What’s the worst part of the travel experience? Take an informal poll and you’ll find “going through security” to be in the top three, if not number one. Since 9/11, Americans have developed strategies for removing their shoes, unloading their laptops, and shrinking their toiletries to three ounce travel sizes in order to streamline their security screening.
What if you could skip all that rigamarole and stroll through security without removing anything? You can, and The Transportation Safety Administration (TSA) wants to tell you how. While many frequent business travelers are familiar with Precheck, TSA is on a campaign to get more travelers to sign up.
The process is relatively simple: you fill out a form online and schedule a brief, in-person interview at the airport where you present the required documentation (a passport, driver’s license, or birth certificate) and are fingerprinted. The $85 fee provides Precheck security clearance for five years.
While that fee may seem like a hurdle, TSA would like travelers to consider the often overlooked intangible value of time saved as they think about Precheck. The administration has partnered with credit card companies, airline loyalty programs, and travel agencies to try to make the most of its meager marketing budget to spread the word.
David Lim, executive advisor to the TSA’s office of the chief risk officer, believes that it’s logical for loyalty reward programs to push participation. “Loyalty program perks promise a seamless travel experience, but that gets blunted with a problem at the security checkpoint,” Lim said in a recent Skift.com article.
One marketing technique TSA has recently implemented is randomly selecting travelers to experience the efficiency of Precheck by upgrading their boarding pass. It’s hard to deny the benefit of having it once you’ve experienced it. Still, TSA would like to see more companies adopt this time management tool for their employees.

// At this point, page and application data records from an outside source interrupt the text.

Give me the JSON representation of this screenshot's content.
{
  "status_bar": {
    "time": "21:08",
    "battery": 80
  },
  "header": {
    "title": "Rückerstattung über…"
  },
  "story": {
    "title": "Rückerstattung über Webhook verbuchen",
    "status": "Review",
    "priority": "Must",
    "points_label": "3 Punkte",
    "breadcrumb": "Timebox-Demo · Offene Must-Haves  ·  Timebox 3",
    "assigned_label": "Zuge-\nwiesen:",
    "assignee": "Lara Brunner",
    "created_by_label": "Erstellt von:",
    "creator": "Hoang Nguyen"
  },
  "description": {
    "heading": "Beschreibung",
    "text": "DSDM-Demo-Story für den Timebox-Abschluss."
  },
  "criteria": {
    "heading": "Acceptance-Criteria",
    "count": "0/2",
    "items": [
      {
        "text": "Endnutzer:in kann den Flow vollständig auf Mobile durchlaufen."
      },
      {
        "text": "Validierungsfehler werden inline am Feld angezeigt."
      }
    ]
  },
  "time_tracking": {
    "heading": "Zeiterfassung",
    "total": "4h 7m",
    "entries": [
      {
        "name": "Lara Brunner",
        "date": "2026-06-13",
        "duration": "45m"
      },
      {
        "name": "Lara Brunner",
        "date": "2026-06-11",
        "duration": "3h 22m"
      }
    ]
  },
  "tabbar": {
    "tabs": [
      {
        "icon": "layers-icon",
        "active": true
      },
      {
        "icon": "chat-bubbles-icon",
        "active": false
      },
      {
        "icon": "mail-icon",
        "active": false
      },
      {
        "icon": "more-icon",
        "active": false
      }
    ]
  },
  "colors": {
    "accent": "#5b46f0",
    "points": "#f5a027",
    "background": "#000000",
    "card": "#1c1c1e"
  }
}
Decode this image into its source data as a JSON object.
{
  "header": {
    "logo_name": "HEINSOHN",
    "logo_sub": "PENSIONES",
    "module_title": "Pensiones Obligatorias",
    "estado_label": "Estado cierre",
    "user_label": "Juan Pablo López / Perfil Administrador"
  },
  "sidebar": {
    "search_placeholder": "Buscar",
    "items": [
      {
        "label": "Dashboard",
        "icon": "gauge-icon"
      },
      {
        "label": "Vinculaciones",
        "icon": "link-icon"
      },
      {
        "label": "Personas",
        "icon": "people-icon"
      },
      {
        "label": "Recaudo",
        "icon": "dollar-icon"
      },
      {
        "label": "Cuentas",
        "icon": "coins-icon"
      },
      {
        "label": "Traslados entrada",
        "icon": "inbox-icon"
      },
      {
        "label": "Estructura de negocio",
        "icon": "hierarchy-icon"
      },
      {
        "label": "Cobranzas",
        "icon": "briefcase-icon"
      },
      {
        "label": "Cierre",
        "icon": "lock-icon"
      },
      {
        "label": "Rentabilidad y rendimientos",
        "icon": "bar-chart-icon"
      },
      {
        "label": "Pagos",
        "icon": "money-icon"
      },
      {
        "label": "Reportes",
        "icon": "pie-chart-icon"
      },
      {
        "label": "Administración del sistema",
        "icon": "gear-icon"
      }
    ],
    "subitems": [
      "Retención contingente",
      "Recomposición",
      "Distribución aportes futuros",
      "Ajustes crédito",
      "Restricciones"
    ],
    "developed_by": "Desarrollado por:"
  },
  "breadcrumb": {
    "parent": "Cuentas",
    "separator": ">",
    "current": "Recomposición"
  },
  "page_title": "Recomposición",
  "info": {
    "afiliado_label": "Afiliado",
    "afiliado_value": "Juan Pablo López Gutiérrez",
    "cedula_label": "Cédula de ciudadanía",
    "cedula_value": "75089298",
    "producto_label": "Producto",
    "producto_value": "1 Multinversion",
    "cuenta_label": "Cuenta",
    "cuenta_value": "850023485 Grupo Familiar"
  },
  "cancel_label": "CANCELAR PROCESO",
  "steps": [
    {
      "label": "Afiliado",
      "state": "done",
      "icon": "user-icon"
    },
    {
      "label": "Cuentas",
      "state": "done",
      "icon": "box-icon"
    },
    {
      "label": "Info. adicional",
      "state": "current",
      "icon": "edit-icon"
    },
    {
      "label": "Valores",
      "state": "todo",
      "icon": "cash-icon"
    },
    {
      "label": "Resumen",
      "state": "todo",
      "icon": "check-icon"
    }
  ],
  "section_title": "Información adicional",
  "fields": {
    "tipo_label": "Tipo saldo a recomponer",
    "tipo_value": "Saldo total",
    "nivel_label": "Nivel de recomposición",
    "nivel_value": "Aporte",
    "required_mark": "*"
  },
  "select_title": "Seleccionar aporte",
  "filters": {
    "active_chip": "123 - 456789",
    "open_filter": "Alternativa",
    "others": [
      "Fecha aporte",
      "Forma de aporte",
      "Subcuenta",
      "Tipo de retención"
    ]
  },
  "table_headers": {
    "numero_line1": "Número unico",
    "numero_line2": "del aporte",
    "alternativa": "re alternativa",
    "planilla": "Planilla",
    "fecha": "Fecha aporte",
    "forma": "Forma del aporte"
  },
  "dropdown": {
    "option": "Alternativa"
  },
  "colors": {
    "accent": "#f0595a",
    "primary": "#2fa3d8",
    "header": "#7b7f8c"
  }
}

“Productivity is clearly a benefit; we hope that other travel managers look at that more closely,” said Lim. “[Corporate] travel managers look at it as an expense, but this is really about getting the most value — just not in a way that is totally measurable.”